Or better known as Wat Silah Nguu (temple of the Stone Snake) by the locals, just a bit further down the road coming from Lamai, going towards Hua Thanon, was visited by me after my trip to Immigration in Nathon and after my stop at the Chinese Temple in Hua Thanon.
It's called the Temple of the Stone Snake because all over the temple, there are plenty of Stone Snakes, mainly next to all stairs, as (over sized) hand railings.
Located directly at the ring road, this picture taken going in to the direction of Lamai, it has always been a very small and simple Wat (temple) with no bells and whistles so to speak. I visited this Wat once before during a Temple fair when my sister and her family were visiting.
Right now there's some serious construction going on and a Bot, as pictured here and a big Sala is almost finished. In a Thai temple, the "BOT" (โบสถ์) is the finest building where monks are assembled for religious rites (สังฆกรรม) such as morning and evening prayers, ordination. It is the most sacred part of the temple.

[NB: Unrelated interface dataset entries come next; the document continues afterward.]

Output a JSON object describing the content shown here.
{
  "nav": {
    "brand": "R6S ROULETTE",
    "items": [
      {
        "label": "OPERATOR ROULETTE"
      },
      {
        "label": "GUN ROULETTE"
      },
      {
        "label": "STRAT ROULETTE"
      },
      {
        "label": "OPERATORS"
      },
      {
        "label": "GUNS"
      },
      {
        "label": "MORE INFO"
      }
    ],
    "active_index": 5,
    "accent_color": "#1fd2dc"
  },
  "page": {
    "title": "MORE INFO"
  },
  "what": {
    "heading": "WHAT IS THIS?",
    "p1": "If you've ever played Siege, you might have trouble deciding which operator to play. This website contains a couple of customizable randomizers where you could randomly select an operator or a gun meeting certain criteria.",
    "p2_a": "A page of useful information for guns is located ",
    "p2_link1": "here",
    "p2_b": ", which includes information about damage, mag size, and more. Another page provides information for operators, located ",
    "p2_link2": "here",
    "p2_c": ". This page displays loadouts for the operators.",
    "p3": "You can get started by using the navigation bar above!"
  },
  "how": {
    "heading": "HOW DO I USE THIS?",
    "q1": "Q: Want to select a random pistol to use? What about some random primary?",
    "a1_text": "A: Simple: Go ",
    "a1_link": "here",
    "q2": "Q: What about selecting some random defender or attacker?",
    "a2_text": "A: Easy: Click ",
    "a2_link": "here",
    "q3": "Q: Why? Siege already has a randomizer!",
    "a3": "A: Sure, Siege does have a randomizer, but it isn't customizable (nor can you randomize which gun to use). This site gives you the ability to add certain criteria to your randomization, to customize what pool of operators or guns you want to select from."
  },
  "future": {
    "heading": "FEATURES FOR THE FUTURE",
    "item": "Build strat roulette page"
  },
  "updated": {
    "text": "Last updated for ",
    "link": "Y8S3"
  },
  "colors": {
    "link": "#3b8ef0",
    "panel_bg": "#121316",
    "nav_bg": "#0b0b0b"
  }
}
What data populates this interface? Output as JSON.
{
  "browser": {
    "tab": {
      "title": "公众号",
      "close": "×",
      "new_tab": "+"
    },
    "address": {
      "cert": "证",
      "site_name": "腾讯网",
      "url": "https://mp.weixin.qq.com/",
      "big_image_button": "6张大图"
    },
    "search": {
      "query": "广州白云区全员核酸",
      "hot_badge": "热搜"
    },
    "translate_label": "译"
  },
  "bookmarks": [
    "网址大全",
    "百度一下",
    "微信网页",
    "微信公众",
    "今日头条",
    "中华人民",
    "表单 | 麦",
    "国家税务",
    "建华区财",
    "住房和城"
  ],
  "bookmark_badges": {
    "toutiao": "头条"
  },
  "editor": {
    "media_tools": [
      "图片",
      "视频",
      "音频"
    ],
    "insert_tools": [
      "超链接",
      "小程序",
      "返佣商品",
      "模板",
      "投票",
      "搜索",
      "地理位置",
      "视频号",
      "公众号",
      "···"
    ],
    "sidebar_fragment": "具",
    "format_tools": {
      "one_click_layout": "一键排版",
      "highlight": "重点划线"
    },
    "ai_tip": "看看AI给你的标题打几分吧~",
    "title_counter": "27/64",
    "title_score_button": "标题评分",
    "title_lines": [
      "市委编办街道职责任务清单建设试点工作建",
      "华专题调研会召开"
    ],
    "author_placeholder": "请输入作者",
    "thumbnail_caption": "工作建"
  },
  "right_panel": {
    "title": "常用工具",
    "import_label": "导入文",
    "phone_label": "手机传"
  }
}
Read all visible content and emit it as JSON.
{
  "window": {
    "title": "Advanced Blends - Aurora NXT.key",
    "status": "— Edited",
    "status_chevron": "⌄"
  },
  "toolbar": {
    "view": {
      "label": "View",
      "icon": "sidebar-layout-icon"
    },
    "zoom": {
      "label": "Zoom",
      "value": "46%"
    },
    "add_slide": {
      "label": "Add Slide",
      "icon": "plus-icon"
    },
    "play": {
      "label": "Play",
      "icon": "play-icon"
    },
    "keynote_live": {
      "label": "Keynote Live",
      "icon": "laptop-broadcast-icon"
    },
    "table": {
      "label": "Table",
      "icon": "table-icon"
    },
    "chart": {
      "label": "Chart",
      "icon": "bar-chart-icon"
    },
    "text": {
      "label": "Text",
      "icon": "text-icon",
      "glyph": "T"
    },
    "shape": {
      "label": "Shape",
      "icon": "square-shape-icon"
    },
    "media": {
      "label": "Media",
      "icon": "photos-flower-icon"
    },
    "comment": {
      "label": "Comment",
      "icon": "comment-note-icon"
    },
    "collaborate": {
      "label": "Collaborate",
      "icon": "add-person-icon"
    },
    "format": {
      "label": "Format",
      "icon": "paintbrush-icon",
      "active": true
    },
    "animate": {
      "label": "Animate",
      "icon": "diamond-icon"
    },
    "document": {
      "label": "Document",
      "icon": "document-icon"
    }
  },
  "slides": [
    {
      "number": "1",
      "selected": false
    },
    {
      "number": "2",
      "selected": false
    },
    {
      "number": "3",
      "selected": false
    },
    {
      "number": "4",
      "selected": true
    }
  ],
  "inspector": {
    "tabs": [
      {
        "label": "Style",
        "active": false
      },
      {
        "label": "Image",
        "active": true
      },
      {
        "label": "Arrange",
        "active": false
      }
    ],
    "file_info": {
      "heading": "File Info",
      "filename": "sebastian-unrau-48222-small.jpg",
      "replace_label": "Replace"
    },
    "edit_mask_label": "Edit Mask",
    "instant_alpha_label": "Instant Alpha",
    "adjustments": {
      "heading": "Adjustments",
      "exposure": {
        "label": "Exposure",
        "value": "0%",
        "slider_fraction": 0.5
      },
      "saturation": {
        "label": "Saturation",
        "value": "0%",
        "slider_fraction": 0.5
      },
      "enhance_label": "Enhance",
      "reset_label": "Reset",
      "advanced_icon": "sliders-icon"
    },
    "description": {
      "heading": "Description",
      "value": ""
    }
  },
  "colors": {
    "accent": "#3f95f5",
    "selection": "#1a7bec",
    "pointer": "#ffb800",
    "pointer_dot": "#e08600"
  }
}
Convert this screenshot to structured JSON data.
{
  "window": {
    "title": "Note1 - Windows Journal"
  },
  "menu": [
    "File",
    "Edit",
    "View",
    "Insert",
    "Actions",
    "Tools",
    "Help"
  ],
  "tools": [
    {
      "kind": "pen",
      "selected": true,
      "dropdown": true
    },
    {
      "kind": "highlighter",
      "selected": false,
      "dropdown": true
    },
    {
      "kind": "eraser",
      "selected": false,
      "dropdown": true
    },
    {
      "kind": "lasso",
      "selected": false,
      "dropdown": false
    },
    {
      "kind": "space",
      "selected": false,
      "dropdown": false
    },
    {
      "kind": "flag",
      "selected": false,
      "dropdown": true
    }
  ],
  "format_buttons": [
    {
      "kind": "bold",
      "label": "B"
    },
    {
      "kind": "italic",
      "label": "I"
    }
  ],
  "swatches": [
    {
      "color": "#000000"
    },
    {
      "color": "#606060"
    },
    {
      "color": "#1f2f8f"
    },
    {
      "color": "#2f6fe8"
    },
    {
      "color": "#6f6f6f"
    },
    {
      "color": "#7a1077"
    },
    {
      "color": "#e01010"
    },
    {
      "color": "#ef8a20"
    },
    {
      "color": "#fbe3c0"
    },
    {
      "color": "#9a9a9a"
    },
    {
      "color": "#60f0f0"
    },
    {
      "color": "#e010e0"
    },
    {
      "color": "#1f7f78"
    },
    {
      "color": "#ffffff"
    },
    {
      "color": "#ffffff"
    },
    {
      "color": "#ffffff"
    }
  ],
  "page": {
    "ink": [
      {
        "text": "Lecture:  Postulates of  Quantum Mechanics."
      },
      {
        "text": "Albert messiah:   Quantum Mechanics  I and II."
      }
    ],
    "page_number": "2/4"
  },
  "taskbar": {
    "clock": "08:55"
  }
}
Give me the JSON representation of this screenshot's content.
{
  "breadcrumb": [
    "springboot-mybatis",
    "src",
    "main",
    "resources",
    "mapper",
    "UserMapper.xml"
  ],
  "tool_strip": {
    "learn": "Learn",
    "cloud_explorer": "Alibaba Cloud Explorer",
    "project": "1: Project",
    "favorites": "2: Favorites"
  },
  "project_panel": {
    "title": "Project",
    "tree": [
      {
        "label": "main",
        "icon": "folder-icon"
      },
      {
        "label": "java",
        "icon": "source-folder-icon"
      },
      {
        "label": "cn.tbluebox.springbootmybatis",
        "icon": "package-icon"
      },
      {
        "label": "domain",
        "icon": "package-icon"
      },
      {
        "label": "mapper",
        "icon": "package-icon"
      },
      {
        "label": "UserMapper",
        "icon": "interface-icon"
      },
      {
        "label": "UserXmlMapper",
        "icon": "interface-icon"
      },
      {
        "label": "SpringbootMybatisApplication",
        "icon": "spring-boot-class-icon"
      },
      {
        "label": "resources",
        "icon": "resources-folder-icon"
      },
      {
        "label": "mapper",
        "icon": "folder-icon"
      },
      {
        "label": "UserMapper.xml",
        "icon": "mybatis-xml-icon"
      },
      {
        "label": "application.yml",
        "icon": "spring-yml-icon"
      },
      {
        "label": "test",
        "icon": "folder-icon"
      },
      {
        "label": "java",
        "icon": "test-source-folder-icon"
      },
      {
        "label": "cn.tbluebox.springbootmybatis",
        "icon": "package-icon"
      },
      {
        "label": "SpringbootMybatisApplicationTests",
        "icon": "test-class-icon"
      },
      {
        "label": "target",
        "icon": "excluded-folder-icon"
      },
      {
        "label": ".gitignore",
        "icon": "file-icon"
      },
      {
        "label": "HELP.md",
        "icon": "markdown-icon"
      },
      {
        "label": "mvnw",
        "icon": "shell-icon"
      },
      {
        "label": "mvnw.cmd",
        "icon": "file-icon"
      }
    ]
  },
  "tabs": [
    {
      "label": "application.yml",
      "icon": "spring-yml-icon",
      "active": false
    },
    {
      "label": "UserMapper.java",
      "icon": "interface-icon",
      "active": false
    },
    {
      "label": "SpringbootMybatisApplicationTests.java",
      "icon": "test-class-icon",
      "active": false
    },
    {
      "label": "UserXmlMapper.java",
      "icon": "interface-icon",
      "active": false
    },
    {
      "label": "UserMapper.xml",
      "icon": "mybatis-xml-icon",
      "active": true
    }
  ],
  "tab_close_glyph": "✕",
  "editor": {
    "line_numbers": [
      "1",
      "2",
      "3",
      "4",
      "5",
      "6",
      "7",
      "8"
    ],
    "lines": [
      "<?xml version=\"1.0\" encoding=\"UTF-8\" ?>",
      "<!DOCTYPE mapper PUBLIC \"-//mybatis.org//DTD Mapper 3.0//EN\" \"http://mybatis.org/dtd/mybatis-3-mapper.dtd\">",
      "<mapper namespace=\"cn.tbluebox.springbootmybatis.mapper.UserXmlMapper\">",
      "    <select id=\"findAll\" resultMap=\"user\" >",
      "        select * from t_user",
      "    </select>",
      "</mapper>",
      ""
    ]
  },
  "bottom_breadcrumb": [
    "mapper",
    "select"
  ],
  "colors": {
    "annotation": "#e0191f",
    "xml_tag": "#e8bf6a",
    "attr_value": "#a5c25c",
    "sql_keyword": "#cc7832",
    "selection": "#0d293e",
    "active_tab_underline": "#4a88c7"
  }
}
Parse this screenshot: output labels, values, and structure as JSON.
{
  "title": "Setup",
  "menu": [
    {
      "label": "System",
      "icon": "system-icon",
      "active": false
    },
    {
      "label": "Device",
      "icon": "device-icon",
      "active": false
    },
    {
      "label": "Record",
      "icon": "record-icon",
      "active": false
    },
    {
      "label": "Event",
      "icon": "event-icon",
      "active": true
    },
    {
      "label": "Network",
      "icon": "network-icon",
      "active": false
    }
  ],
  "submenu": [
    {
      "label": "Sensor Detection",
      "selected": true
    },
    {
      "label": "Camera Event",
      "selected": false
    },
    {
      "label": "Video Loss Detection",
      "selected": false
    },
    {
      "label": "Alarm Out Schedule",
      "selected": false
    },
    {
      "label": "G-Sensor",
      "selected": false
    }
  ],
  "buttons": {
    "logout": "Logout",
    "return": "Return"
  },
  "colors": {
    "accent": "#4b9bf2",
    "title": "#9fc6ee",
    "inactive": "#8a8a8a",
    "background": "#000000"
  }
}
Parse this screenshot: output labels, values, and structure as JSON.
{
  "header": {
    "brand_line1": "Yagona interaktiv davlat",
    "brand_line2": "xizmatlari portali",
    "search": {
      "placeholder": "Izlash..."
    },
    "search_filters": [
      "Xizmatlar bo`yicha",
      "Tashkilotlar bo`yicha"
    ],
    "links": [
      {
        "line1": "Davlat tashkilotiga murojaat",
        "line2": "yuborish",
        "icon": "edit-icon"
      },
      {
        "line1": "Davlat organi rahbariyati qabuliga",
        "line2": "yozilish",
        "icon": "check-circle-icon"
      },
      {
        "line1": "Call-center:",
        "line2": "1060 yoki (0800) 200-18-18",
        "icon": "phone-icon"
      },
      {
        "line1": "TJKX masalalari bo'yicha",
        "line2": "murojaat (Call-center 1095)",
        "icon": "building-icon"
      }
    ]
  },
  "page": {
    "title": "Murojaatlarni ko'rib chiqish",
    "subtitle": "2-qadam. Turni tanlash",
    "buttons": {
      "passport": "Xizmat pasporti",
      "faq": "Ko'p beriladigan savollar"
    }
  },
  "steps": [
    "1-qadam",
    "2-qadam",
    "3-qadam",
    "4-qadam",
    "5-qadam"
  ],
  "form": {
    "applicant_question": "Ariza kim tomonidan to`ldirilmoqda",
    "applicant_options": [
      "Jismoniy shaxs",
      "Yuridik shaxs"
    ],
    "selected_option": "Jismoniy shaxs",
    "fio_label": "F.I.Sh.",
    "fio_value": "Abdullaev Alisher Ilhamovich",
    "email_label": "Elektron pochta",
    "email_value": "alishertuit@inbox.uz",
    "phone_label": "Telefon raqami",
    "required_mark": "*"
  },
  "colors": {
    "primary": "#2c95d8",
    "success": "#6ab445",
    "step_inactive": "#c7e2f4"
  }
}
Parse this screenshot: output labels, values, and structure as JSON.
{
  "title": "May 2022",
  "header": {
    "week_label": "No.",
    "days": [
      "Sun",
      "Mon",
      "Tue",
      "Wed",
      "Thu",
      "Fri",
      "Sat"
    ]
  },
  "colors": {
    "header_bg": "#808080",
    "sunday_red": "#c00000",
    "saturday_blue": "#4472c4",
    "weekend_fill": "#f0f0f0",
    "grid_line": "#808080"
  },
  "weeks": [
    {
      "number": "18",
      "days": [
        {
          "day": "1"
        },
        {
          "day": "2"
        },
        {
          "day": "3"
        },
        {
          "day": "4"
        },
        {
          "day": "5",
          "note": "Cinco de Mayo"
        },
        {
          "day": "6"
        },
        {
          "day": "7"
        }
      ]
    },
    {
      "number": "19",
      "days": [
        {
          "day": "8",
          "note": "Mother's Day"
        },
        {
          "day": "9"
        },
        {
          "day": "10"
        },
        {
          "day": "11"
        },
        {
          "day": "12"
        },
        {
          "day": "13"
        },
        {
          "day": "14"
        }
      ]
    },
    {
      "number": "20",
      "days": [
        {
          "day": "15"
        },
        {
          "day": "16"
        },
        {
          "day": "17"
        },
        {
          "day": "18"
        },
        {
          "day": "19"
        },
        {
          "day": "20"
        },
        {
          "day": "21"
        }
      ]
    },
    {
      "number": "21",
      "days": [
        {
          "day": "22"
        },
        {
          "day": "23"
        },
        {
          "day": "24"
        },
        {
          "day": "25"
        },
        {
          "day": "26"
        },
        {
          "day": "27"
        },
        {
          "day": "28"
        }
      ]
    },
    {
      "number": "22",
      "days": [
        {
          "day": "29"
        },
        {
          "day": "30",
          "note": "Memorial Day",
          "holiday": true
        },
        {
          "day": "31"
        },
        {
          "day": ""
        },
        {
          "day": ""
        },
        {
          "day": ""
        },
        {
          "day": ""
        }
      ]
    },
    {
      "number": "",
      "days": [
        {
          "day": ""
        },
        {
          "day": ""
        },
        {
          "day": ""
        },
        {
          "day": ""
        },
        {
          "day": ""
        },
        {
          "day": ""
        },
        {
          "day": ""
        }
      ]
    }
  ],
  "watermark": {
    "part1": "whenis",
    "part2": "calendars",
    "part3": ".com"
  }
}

Here's the almost completed Sala, which is serving as a community meeting centre during activities at the Wat.
Both building make for a tremendous impact and change on the Temple grounds.
Almost directly next to the entrance of the Wat, slightly to your left, you can find this big Banian tree or "Bo", surrounded by all kind of Buddha images and other deity's. Trees are considered holy in Thailand and many times trees are worshipped, like this one.
Further down on the premises, towards the ocean, the Wat is located at the top of a cliff with a beautiful view, you can find this Phra Thaat. This is a building where a bone or other relic of a local, famous monk is kept.
Below the Pra Thaat, down towards the ocean, this cemetery can be found where the urns of the deceased have an eternal view over the Gulf of Thailand.
At the back of the Wat, at your left hand, you can find these two Buddha statues, which are worshipped by the local visitors.
Interestingly enough, sitting right next to the two Buddha statues, is this Buddha statue wrapped in plastic, ready to be painted in the right colours.
Opposite the two small Buddha statues, is this Sala dedicated to Lung Phra Phum, a local monk who is revered here.
During a trip around the island, this a small but nice Wat, not very spectacular but in all it's modesty, it has some great views over the Gulf and the local bay and you can get some good shots here. I enjoyed my visit more than I anticipated and I posted more pictures than I usually would do.